Sample Spaces As we saw in the previous section, probability questions arise when we are faced with a situation that involves uncertainty. Such a situation is called a random experiment, an experiment that produces an outcome that cannot be predicted in advance (hence the uncertainty). Here are a few examples of random experiments: Toss a coin once and record whether you get heads (H) or tails (T). The possible outcomes that this random experiment can produce are: {H, T}. Toss a coin twice. The possible outcomes that this random experiment can produce are: {HH, HT, TH, TT}. Toss a coin 3 … Continue reading Probability A short story

Random Variables

In the previous sections we’ve learned principles and tools that help us find probabilities of events in general. Now that we’ve become proficient at doing that, we’ll talk about random variables. Just like any other variable, random variables can take on multiple values. What differentiates random variables from other variables is that the values for these variables are determined by a random trial, random sample, or simulation.

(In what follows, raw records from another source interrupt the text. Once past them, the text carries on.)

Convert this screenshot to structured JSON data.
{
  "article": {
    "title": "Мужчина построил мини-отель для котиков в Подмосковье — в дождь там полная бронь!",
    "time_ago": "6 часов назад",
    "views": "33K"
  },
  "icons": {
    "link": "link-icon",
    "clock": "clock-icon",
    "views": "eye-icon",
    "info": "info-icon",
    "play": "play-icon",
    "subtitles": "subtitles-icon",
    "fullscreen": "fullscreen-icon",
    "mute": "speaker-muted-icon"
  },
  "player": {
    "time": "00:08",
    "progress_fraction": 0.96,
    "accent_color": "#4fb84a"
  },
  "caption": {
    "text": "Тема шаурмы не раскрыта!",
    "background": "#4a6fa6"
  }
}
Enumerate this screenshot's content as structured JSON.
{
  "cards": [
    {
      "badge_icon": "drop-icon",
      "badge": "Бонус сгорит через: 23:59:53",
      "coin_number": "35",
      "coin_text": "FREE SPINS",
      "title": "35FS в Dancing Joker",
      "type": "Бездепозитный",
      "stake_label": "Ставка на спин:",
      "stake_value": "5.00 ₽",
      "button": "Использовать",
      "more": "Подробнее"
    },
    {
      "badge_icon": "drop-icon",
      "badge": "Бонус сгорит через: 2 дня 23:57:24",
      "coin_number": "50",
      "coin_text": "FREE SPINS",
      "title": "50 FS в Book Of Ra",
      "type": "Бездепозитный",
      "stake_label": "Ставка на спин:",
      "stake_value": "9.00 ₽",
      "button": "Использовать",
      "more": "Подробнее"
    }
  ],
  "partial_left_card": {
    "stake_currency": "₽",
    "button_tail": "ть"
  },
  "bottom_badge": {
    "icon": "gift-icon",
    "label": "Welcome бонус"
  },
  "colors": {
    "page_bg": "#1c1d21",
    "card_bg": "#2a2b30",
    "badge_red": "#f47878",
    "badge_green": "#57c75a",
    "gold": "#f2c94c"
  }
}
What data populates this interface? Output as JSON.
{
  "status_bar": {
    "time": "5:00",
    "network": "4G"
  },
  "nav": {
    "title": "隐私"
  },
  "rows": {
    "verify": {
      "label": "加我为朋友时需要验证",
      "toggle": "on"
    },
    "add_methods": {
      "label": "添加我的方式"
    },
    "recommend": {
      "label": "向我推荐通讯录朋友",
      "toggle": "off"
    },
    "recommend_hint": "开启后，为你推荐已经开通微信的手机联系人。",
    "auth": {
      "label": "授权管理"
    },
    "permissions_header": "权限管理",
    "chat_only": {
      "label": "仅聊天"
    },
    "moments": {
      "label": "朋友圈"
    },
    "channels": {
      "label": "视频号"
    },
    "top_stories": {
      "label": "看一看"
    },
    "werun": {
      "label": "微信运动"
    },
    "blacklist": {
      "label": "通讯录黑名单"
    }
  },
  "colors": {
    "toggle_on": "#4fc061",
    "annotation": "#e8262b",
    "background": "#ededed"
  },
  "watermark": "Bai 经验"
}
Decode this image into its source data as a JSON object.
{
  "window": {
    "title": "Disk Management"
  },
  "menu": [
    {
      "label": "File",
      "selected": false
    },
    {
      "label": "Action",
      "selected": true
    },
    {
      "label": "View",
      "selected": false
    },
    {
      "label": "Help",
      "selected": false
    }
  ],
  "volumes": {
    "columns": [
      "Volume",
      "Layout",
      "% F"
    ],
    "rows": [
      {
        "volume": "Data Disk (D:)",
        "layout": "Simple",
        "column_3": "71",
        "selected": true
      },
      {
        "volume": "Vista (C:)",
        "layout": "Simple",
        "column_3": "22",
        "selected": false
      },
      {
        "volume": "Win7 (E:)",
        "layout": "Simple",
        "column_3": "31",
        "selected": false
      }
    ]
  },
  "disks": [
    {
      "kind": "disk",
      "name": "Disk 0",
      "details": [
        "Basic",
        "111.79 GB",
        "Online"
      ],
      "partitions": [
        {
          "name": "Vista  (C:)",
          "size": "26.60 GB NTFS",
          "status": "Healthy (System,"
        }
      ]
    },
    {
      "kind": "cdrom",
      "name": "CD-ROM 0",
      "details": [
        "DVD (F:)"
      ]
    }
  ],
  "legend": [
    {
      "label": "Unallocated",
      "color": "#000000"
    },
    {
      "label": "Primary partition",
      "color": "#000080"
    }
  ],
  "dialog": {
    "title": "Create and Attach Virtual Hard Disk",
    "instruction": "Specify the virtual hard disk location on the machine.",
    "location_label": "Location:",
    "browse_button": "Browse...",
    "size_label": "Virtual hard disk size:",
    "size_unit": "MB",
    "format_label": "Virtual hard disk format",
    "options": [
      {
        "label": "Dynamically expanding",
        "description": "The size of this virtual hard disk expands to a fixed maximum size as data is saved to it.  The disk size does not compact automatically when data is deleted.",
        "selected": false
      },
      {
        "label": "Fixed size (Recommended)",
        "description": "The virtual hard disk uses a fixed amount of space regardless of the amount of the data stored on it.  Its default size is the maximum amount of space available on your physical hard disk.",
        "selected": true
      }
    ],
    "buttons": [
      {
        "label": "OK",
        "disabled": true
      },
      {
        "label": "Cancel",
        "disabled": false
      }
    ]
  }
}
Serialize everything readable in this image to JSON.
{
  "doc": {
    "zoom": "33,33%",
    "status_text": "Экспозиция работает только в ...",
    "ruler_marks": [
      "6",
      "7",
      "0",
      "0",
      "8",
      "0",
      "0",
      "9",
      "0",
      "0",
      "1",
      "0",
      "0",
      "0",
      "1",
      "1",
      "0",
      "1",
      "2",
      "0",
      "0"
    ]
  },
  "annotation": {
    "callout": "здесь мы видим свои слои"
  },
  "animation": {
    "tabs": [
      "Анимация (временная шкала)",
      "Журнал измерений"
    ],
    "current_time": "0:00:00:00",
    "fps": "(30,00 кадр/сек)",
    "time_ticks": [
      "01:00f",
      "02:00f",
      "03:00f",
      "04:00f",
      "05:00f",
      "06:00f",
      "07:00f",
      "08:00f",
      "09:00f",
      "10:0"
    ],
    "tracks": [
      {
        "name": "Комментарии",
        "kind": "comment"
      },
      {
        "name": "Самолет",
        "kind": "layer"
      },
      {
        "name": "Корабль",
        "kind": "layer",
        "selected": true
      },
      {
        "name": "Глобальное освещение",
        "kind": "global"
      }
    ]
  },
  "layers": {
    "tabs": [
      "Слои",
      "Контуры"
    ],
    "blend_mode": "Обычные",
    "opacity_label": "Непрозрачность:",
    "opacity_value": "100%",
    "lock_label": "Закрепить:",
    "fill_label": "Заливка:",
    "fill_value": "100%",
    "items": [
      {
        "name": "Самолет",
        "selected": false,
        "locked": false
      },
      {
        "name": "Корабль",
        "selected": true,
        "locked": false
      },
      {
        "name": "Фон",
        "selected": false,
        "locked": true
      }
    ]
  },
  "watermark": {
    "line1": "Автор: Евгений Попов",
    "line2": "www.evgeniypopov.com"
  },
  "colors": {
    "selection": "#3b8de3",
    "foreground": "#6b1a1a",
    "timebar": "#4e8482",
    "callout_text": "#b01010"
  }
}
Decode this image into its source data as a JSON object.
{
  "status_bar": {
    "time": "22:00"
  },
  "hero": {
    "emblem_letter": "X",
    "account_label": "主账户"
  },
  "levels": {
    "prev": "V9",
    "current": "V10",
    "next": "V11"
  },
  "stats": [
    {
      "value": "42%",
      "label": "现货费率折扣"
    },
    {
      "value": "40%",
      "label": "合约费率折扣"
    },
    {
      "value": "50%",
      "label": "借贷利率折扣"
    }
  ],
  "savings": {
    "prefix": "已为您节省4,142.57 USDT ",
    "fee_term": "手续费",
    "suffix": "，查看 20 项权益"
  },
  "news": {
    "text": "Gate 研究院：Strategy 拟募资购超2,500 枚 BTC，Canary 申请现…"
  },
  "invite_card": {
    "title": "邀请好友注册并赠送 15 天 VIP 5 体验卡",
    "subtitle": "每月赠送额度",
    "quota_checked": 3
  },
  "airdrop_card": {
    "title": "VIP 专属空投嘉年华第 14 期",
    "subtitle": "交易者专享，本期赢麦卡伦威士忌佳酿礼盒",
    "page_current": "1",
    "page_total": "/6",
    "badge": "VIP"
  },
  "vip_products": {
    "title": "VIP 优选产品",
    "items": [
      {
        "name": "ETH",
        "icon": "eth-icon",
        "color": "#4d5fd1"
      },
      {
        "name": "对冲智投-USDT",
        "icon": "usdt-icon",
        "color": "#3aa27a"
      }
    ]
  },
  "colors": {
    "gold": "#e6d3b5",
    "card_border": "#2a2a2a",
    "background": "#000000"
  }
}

The probabilities for the values can be determined by theoretical or observational means. Such probabilities play a vital role in the theory behind statistical inference, our ultimate goal in this course. Introduction We first … Continue reading Random Variables